Exercise instructions - Read through the material below and copy each line in which the word "icon" occurs.

Data extracts -

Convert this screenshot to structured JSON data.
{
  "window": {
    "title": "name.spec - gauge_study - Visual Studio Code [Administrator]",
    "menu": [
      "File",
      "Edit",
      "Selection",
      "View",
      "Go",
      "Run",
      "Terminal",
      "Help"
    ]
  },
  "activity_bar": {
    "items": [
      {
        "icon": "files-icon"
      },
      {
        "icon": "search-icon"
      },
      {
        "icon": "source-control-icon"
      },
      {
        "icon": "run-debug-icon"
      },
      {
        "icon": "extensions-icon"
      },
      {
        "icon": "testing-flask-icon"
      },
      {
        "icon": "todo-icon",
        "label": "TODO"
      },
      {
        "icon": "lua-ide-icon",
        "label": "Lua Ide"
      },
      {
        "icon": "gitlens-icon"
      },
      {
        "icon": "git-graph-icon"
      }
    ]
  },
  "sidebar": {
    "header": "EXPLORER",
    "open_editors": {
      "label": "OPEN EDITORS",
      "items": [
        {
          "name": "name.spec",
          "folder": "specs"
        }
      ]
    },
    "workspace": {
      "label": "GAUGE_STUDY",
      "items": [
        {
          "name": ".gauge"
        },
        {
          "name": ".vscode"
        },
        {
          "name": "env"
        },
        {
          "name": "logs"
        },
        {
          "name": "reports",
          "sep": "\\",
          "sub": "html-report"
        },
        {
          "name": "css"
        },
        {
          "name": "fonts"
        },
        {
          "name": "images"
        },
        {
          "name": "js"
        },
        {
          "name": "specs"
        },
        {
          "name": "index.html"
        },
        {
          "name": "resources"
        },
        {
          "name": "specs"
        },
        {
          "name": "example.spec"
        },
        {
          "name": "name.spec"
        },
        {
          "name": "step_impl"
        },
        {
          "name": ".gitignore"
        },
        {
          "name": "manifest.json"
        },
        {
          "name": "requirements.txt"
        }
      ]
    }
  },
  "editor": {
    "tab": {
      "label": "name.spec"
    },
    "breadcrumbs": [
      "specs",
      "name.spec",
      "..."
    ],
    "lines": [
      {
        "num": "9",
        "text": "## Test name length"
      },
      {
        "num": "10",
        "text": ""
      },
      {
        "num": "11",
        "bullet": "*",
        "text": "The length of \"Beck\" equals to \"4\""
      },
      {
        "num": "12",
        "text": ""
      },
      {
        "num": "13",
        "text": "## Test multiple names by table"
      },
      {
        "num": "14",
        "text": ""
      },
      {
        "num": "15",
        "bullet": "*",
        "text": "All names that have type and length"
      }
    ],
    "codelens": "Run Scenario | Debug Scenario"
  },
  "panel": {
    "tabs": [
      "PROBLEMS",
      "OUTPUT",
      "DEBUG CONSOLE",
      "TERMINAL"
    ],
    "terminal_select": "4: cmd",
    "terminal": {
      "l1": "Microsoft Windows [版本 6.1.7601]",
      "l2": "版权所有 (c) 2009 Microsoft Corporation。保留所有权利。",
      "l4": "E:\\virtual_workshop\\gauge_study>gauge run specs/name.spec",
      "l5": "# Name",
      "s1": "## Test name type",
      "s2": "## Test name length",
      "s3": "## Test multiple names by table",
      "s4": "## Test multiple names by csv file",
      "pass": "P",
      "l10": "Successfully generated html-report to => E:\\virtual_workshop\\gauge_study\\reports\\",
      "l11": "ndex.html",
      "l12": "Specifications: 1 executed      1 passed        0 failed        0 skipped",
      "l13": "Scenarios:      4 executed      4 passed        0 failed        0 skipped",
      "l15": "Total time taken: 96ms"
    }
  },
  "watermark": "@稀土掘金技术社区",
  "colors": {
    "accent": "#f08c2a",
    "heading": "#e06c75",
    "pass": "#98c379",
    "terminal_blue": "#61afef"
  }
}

Exercise response -
        "icon": "files-icon"
        "icon": "search-icon"
        "icon": "source-control-icon"
        "icon": "run-debug-icon"
        "icon": "extensions-icon"
        "icon": "testing-flask-icon"
        "icon": "todo-icon",
        "icon": "lua-ide-icon",
        "icon": "gitlens-icon"
        "icon": "git-graph-icon"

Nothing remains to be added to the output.